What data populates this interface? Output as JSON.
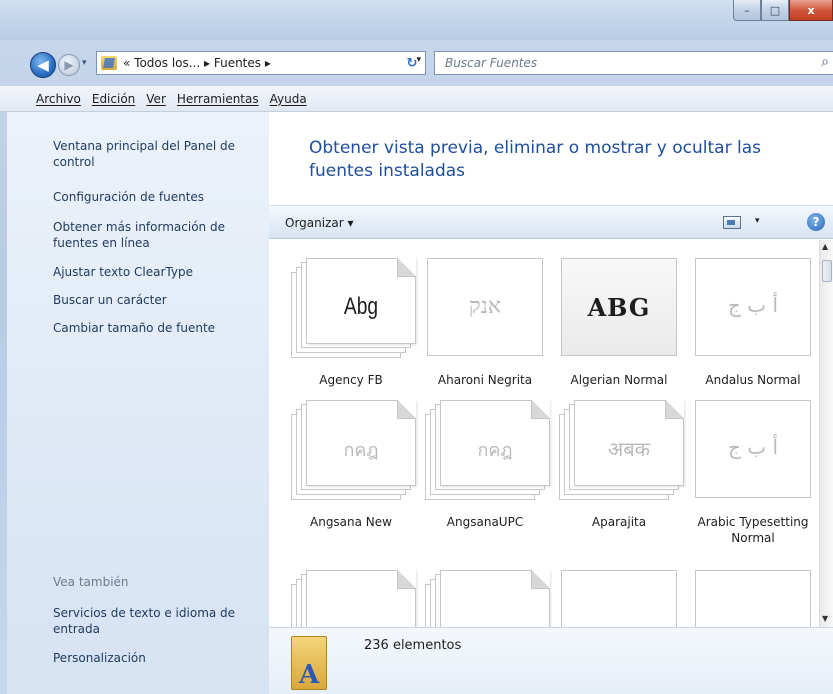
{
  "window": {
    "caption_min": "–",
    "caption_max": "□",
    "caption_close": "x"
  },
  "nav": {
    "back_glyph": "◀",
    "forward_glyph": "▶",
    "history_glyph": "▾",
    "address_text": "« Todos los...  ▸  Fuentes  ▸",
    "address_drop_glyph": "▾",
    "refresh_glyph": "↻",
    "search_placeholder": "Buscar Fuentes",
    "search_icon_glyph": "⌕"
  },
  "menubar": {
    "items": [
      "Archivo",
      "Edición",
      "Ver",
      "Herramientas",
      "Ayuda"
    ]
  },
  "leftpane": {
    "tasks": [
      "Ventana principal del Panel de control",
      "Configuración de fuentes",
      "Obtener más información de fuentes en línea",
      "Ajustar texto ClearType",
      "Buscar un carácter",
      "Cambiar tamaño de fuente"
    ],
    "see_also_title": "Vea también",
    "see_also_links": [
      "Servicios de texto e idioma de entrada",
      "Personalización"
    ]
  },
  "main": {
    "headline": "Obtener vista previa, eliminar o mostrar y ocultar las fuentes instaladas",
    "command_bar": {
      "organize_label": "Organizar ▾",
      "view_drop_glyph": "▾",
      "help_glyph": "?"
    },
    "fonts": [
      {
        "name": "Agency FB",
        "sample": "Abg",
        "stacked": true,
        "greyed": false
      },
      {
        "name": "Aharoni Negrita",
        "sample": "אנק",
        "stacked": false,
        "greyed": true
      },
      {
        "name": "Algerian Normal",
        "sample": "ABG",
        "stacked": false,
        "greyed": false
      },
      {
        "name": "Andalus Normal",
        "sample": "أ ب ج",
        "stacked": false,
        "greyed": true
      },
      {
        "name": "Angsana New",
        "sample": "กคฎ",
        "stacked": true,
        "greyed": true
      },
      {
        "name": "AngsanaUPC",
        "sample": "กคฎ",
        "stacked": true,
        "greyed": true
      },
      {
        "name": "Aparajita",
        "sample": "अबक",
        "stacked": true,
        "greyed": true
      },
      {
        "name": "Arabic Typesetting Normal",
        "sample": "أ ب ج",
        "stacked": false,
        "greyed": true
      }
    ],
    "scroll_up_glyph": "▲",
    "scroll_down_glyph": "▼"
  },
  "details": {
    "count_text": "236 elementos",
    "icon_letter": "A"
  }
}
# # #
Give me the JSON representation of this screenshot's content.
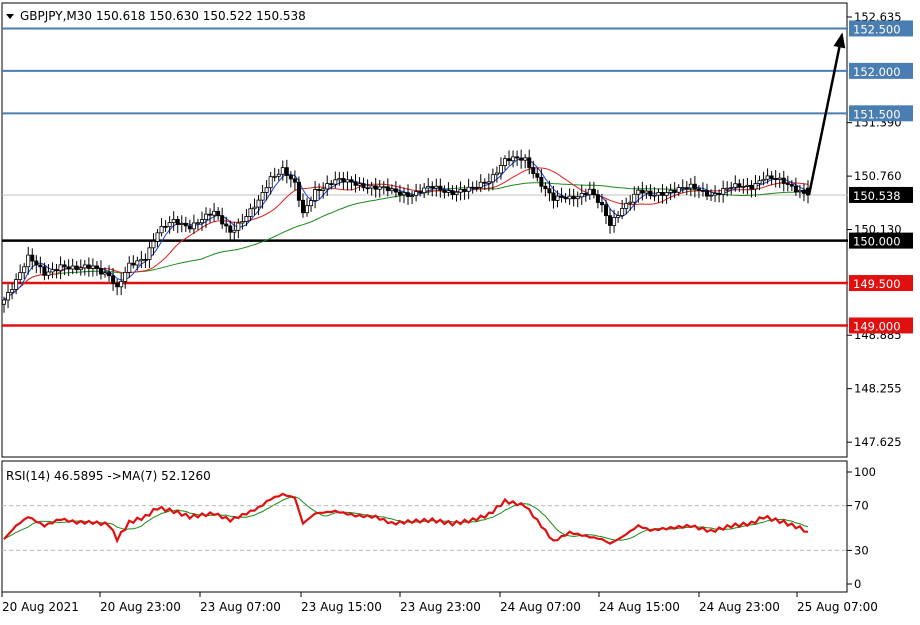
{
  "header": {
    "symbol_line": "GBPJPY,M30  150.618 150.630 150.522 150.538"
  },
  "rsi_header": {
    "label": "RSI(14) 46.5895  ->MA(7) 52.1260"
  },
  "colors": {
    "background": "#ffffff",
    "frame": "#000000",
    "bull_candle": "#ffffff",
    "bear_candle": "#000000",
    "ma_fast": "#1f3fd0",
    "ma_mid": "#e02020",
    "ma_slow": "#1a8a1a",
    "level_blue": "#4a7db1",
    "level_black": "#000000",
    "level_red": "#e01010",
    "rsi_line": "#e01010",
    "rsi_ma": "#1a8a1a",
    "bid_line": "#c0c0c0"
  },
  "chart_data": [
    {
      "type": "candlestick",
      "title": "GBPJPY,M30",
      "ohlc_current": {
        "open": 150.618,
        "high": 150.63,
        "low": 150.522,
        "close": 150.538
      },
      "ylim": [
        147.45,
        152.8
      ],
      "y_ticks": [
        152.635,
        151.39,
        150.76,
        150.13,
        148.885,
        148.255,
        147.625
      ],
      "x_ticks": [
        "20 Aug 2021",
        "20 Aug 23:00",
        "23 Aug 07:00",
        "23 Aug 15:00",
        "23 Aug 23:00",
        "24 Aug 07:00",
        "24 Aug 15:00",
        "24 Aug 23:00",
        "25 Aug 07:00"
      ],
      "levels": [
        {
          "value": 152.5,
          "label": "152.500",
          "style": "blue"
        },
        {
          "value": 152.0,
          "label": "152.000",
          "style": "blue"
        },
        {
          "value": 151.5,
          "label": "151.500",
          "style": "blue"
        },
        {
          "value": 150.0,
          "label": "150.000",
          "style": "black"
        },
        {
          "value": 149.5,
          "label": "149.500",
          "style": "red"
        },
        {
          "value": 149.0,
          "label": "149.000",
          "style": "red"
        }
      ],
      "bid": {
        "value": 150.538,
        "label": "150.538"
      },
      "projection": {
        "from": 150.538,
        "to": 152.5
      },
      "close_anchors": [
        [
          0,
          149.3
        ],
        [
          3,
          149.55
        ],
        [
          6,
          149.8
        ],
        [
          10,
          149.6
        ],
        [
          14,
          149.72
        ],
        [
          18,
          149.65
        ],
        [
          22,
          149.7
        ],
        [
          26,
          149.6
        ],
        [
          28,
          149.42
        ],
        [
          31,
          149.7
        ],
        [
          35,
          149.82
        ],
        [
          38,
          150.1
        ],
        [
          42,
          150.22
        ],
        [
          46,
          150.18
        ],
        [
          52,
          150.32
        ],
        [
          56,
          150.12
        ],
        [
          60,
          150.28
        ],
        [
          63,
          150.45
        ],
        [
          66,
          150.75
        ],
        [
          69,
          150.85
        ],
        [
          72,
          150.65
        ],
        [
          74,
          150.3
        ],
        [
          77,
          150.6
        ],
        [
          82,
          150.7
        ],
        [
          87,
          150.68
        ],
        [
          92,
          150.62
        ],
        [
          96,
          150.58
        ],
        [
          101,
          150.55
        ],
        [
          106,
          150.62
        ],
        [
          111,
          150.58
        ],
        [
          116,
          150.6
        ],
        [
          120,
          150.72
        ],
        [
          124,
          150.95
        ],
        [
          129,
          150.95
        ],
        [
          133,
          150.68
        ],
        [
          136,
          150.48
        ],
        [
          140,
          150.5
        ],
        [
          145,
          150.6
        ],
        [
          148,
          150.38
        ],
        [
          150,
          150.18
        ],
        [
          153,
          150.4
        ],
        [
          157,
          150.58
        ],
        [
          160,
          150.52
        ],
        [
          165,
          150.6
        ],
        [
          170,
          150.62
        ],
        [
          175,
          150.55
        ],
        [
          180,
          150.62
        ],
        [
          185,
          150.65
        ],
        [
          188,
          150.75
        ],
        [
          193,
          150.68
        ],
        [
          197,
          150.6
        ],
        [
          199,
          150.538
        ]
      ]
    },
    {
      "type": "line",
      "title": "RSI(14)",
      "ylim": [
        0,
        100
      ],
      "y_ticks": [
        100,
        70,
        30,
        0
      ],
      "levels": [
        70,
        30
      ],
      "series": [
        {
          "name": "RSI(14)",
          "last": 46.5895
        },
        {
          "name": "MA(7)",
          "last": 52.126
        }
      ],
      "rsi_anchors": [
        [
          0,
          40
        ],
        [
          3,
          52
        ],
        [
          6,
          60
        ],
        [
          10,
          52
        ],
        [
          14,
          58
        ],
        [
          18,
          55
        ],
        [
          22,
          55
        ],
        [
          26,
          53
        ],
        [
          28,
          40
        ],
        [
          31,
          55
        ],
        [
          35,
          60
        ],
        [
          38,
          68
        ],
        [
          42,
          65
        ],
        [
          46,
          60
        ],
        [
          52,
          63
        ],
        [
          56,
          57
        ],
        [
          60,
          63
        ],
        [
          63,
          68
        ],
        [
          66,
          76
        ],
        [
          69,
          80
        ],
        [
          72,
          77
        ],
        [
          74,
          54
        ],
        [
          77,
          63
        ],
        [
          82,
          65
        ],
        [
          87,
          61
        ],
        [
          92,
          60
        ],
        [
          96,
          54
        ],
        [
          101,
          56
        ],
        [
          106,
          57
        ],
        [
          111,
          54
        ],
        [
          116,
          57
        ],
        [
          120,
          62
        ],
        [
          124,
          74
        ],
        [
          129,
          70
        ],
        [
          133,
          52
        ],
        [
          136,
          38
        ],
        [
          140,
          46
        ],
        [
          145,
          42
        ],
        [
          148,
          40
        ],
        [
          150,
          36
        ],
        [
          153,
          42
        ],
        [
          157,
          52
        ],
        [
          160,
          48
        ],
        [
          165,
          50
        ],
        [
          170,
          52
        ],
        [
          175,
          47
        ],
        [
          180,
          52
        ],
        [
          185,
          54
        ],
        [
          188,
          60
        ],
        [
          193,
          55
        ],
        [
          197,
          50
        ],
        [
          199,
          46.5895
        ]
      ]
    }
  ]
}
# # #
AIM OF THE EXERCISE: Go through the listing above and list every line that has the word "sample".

TASK RESPONSE:
        "sample": "Abg",
        "sample": "אנק",
        "sample": "ABG",
        "sample": "أ ب ج",
        "sample": "กคฎ",
        "sample": "กคฎ",
        "sample": "अबक",
        "sample": "أ ب ج",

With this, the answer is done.